Making Sense of the NBA Salary Cap

In the NBA, there are many ways to get creative and maximize the talent you put on a roster. The NBA has a salary cap but it is flexible. For example, the cap for this season is $70 million. Now, you don’t need to spend all of that. You, at minimum, need to spend $63 million. That $63 million represents the league minimum (90%) of the cap in which a team can spend. Should a team choose not to, (cough) the Philadelphia 76ers (cough), they’ll have to send a check to the NBA at season’s end for the and money
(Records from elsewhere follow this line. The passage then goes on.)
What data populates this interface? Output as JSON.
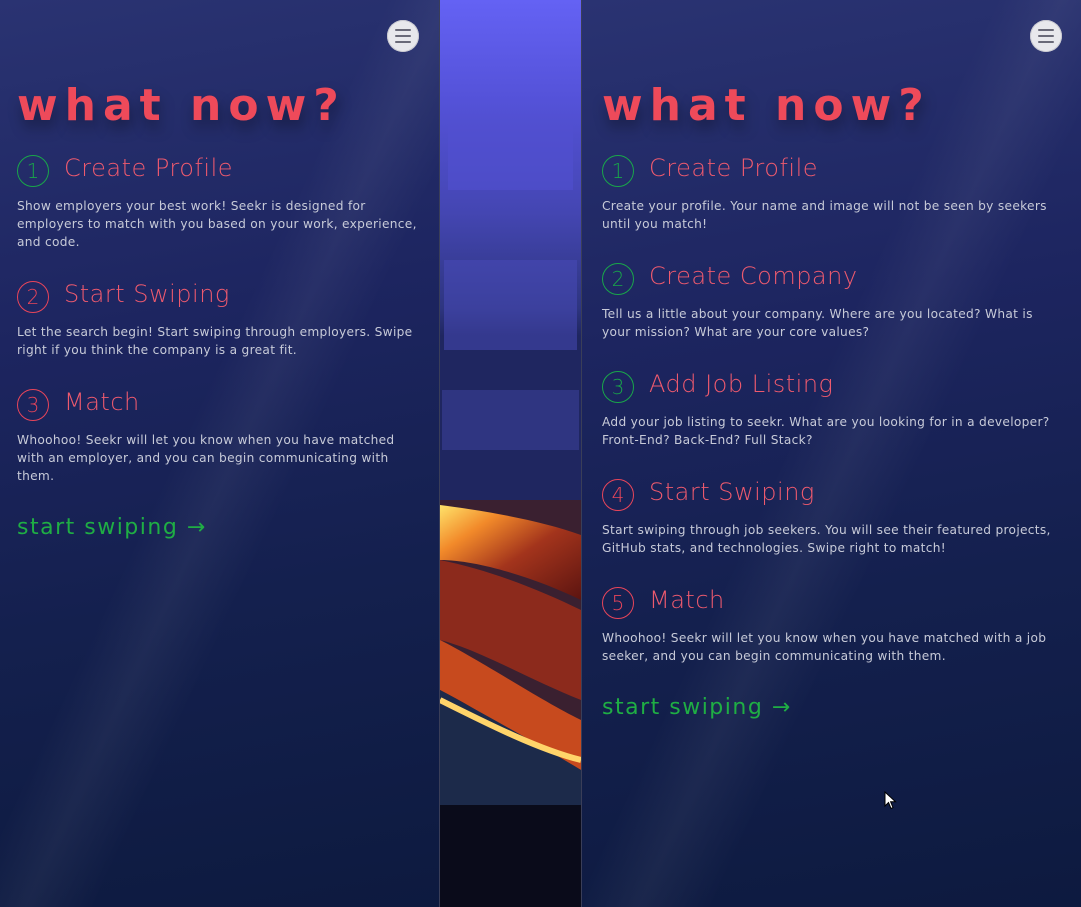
{
  "left_panel": {
    "heading": "what now?",
    "steps": [
      {
        "number": "1",
        "title": "Create Profile",
        "description": "Show employers your best work! Seekr is designed for employers to match with you based on your work, experience, and code.",
        "color": "green"
      },
      {
        "number": "2",
        "title": "Start Swiping",
        "description": "Let the search begin! Start swiping through employers. Swipe right if you think the company is a great fit.",
        "color": "red"
      },
      {
        "number": "3",
        "title": "Match",
        "description": "Whoohoo! Seekr will let you know when you have matched with an employer, and you can begin communicating with them.",
        "color": "red"
      }
    ],
    "cta": "start swiping →"
  },
  "right_panel": {
    "heading": "what now?",
    "steps": [
      {
        "number": "1",
        "title": "Create Profile",
        "description": "Create your profile. Your name and image will not be seen by seekers until you match!",
        "color": "green"
      },
      {
        "number": "2",
        "title": "Create Company",
        "description": "Tell us a little about your company. Where are you located? What is your mission? What are your core values?",
        "color": "green"
      },
      {
        "number": "3",
        "title": "Add Job Listing",
        "description": "Add your job listing to seekr. What are you looking for in a developer? Front-End? Back-End? Full Stack?",
        "color": "green"
      },
      {
        "number": "4",
        "title": "Start Swiping",
        "description": "Start swiping through job seekers. You will see their featured projects, GitHub stats, and technologies. Swipe right to match!",
        "color": "red"
      },
      {
        "number": "5",
        "title": "Match",
        "description": "Whoohoo! Seekr will let you know when you have matched with a job seeker, and you can begin communicating with them.",
        "color": "red"
      }
    ],
    "cta": "start swiping →"
  },
  "icons": {
    "menu": "hamburger-menu-icon",
    "cursor": "mouse-pointer-icon"
  },
  "colors": {
    "heading": "#ee4a5a",
    "step_title": "#ee5a6e",
    "cta": "#1fae44",
    "step_green": "#19a64a",
    "step_red": "#e8455a"
  }
}
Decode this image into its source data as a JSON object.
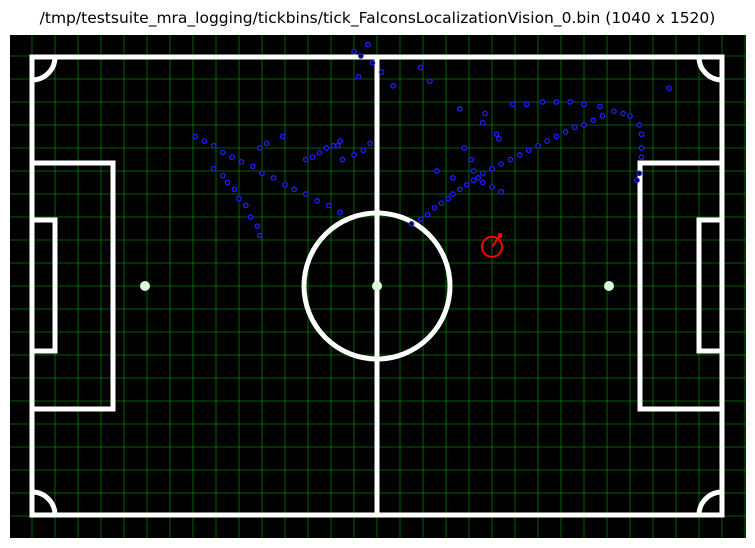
{
  "window": {
    "title": "/tmp/testsuite_mra_logging/tickbins/tick_FalconsLocalizationVision_0.bin (1040 x 1520)"
  },
  "colors": {
    "background": "#000000",
    "field_lines": "#ffffff",
    "grid": "#00b000",
    "detections": "#1e1eff",
    "robot": "#ff0000",
    "penalty_spot": "#d8ffd8"
  },
  "chart_data": {
    "type": "scatter",
    "grid": true,
    "x_range": [
      0,
      1520
    ],
    "y_range": [
      0,
      1040
    ],
    "detections": [
      [
        5.9,
        7.9
      ],
      [
        6.5,
        7.9
      ],
      [
        7.2,
        8.0
      ],
      [
        7.8,
        8.0
      ],
      [
        8.4,
        8.0
      ],
      [
        9.0,
        7.9
      ],
      [
        9.7,
        7.8
      ],
      [
        10.3,
        7.6
      ],
      [
        10.7,
        7.5
      ],
      [
        11.0,
        7.4
      ],
      [
        11.4,
        7.0
      ],
      [
        11.5,
        6.6
      ],
      [
        11.5,
        6.0
      ],
      [
        11.5,
        5.6
      ],
      [
        11.4,
        4.9
      ],
      [
        11.3,
        4.6
      ],
      [
        12.7,
        8.6
      ],
      [
        4.6,
        7.1
      ],
      [
        4.7,
        7.5
      ],
      [
        3.8,
        6.0
      ],
      [
        4.1,
        5.5
      ],
      [
        4.4,
        4.7
      ],
      [
        4.6,
        4.9
      ],
      [
        5.0,
        5.1
      ],
      [
        5.4,
        5.3
      ],
      [
        5.8,
        5.5
      ],
      [
        6.2,
        5.7
      ],
      [
        6.6,
        5.9
      ],
      [
        7.0,
        6.1
      ],
      [
        7.4,
        6.3
      ],
      [
        7.8,
        6.5
      ],
      [
        8.2,
        6.7
      ],
      [
        8.6,
        6.9
      ],
      [
        9.0,
        7.0
      ],
      [
        9.4,
        7.2
      ],
      [
        9.8,
        7.4
      ],
      [
        4.2,
        4.6
      ],
      [
        3.9,
        4.4
      ],
      [
        3.6,
        4.2
      ],
      [
        3.3,
        4.0
      ],
      [
        3.1,
        3.8
      ],
      [
        2.8,
        3.6
      ],
      [
        2.5,
        3.4
      ],
      [
        2.2,
        3.1
      ],
      [
        1.9,
        2.9
      ],
      [
        1.5,
        2.7
      ],
      [
        -1.6,
        3.2
      ],
      [
        -2.1,
        3.5
      ],
      [
        -2.6,
        3.7
      ],
      [
        -3.1,
        4.0
      ],
      [
        -3.6,
        4.2
      ],
      [
        -4.0,
        4.4
      ],
      [
        -4.5,
        4.7
      ],
      [
        -5.0,
        4.9
      ],
      [
        -5.4,
        5.2
      ],
      [
        -5.9,
        5.4
      ],
      [
        -6.3,
        5.6
      ],
      [
        -6.7,
        5.8
      ],
      [
        -7.1,
        6.1
      ],
      [
        -7.5,
        6.3
      ],
      [
        -7.9,
        6.5
      ],
      [
        -1.5,
        5.5
      ],
      [
        -1.7,
        6.1
      ],
      [
        -1.0,
        5.7
      ],
      [
        -0.6,
        5.9
      ],
      [
        -0.3,
        6.2
      ],
      [
        4.2,
        5.0
      ],
      [
        4.6,
        4.5
      ],
      [
        5.0,
        4.3
      ],
      [
        5.4,
        4.1
      ],
      [
        -5.1,
        2.2
      ],
      [
        -5.2,
        2.6
      ],
      [
        -5.5,
        3.0
      ],
      [
        -5.7,
        3.5
      ],
      [
        -6.0,
        3.8
      ],
      [
        -6.2,
        4.2
      ],
      [
        -6.5,
        4.5
      ],
      [
        -6.7,
        4.8
      ],
      [
        -7.1,
        5.1
      ],
      [
        -3.1,
        5.5
      ],
      [
        -2.8,
        5.6
      ],
      [
        -2.5,
        5.8
      ],
      [
        -2.2,
        6.0
      ],
      [
        -1.9,
        6.1
      ],
      [
        -1.6,
        6.3
      ],
      [
        -4.8,
        6.2
      ],
      [
        -5.1,
        6.0
      ],
      [
        -4.1,
        6.5
      ],
      [
        -1.0,
        10.2
      ],
      [
        -0.7,
        10.0
      ],
      [
        -0.4,
        10.5
      ],
      [
        -0.2,
        9.7
      ],
      [
        0.2,
        9.3
      ],
      [
        -0.8,
        9.1
      ],
      [
        5.2,
        6.6
      ],
      [
        5.3,
        6.4
      ],
      [
        0.7,
        8.7
      ],
      [
        1.9,
        9.5
      ],
      [
        2.3,
        8.9
      ],
      [
        3.6,
        7.7
      ],
      [
        2.6,
        5.0
      ],
      [
        3.3,
        4.7
      ]
    ],
    "robot": {
      "x": 5.0,
      "y": 1.7,
      "heading_deg": 55
    }
  }
}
There are ways to however go over the salary cap. Let’s say you finish a season with a team payroll of $70 million, right at the cap. Now you have 2 players whose contracts are expiring and are looking to increase the amount they make on a yearly basis. Provided you contain their bird rights, you have the opportunity to bring them back and go over the salary cap. Teams that are under the cap are given a mid-level exception. This allows teams to sign a player for $5 million annually for 4 years and take them over the cap. Teams already over the cap are given a mini mid-level exception valued at 3 years and $3 million per year. Teams are also still allowed to draft players and sign them if already over the cap. Once over the cap, the only way to bring players onto the roster is through mid-level/mini mid-level, the draft, or signing players to the veteran’s minimum which is approximately $1.3 million.

There is a catch for going over. For every dollar over the salary cap, teams are penalized approximately three times the amount over. In 2013-2014, the Brooklyn Nets were all in having brought in Paul Pierce, Kevin Garnett and Jason Terry to add to the expensive core of Deron Williams, Joe Johnson and Brook Lopez. With the salary cap that season set at approximately $71 million, the Nets had exceeded the cap with a team payroll just north of $100 million. That meant because they were over by about $30 million, they would have to pay the penalty. Some teams are willing to do this if one, ownership signs off on it, and 2, the front office believes this team has what it takes to win it all. The Nets luxury tax bill was somewhere around $80 million which ultimately meant that the Nets roster that year cost them $180+ million.

Next summer, the NBA salary cap is set to skyrocket due to a lucrative television deal. I have no doubt that all of this will become even more confusing than it already is. We’ll just have to wait and see what kind of new rules, regulations and restrictions the NBA can come up with.